What’s In A Name? (Titles)

Title - bookstoreYou know you’ve done it. Perused the shelves at a local book store, looking through hundreds of volumes, trying to choose one to take home. You might have picked up a couple because the covers were so attractive. But the titles? Meh.

Ah, but the one you chose….what really made you look inside? You bet. It was that title!

Just for laughs, I searched to see if there was information on discarded book titles. Here’s a few gems:Title-Gone With The Wind
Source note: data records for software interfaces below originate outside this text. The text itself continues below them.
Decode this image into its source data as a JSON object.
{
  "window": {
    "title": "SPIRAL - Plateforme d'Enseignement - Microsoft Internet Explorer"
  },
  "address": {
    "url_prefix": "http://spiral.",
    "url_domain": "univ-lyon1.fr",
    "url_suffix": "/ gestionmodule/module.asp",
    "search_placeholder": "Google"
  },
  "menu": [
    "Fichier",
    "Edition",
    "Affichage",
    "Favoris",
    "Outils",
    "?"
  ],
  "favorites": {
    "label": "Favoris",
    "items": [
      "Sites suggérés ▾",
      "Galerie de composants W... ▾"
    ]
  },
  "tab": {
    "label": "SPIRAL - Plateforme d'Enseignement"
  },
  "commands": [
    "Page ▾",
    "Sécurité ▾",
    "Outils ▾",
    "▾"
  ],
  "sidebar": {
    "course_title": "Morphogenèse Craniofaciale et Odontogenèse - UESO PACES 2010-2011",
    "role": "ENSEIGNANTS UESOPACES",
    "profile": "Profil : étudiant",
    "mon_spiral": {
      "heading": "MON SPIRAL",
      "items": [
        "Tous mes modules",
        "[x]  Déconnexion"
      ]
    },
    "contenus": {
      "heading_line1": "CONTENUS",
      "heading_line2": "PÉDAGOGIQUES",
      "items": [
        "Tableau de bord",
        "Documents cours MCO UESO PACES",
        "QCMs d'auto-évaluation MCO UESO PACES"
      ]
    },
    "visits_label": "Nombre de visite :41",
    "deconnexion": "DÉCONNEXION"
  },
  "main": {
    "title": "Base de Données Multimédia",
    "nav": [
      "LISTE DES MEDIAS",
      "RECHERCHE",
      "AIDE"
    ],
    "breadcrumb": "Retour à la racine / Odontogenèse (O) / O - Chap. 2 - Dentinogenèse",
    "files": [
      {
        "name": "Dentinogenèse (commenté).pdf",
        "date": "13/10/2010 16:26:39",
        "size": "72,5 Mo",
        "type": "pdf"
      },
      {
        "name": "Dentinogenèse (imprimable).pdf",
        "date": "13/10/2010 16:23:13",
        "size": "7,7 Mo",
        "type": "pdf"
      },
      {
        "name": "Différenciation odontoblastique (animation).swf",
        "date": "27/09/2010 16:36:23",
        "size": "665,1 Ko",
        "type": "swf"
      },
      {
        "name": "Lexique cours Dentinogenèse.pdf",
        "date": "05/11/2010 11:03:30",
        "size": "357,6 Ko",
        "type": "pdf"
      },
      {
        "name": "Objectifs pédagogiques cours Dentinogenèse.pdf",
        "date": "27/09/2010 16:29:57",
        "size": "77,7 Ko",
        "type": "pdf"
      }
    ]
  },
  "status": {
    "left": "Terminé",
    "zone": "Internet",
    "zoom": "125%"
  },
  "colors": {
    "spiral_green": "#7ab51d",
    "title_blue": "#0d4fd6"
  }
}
  • Gone with the Wind was originally Mules in Horses’ Harness.
  • Hemingway had problems. A Moveable Feast was The Eye and the Ear. A Farewell to Arms was The Sentimental Education of Frederick Henry. And The Sun Also Rises was originally called Fiesta.
  • Oh, dear. Fitzgerald had trouble, too. The Great Gatsby went through several changes. Among Ash-Heaps and Millionaires, The High-Bouncing Lover, and Timalchio in West Egg were only three of them.
  • War and Peace was… All’s Well that Ends Well. Really!
  • Steinbeck’s Of Mice and Men originally sold as Something That Happened.
  • And Alice’s Adventures in Wonderland?  Just Alice.

Sol Stein (Stein on Writing) says take note of your own reaction to titles. Which ones tempt you, and which ones don’t? Gain an understanding of exactly why that happens.  Which of those reactions do you want to generate when it’s YOUR book on the shelf?

So, how do you pick a title? An article in Writers’ Digest from 2009 gives these tips, still good:

  1.  GOOGLE IT. See if it’s already been ‘done’.
  2.  MAXIMIZE YOUR CHOICES. Make a list of five, and get others’ opinions.
  3.  DON’T FORGET VOICE AND POINT OF VIEW. If it’s told in third person, then ‘My Summer Vacation’ just isn’t right.
  4.  INCLUDE PRECISE NOUNS AND ACTIVE VERBS. Eugene O’Neill’s Desire Under the Elms is far more compelling than Love Under the Trees would have been.
  5.  CRAFT TWO MEANINGS. Many successful titles gain hidden layers of meaning as they’re read.
  6.  AVOID SABOTAGING YOUR PLOT WITH YOUR TITLE. No explanation needed here.
  7.  MAKE CERTAIN YOUR TITLE MATCHES YOUR STORY. Ask yourself, once your manuscript is complete, whether the original title still works with the story you’ve told.

Title - your title hereThese seven aren’t the only ways. If it’s catchy, or creates curiosity, or simply quirky, it could work. How about The Effect of Gamma Rays on Man-In-The-Moon Marigolds?

As the Writers’ Digest article points out, “You want to choose something that makes your readers (and other writers) think: What a fantastic title! Why didn’t I come up with it?”.

Oh, Yes. Faulkner’s The Sound and the Fury, considered possibly the best-titled book of all time, was supposed to be released under the title Twilight. Gee…what would Stephenie Meyer have done?

2 Responses

  1. sandra
    sandra May 5, 2015 at 10:08 pm |

    What an interesting post!! Its true, a title can make or break a book. It is almost a relief to know that some of the great writers have/had problems just like us “average” writers do. LOL.

  2. Dot
    Dot May 5, 2015 at 9:33 am |

    I am always likening writing a book to having a baby … takes a long time, painful, lack of control, etc. And I have the same problem naming the “baby”. My working title right now is a #6.

Comments are closed.

%d bloggers like this: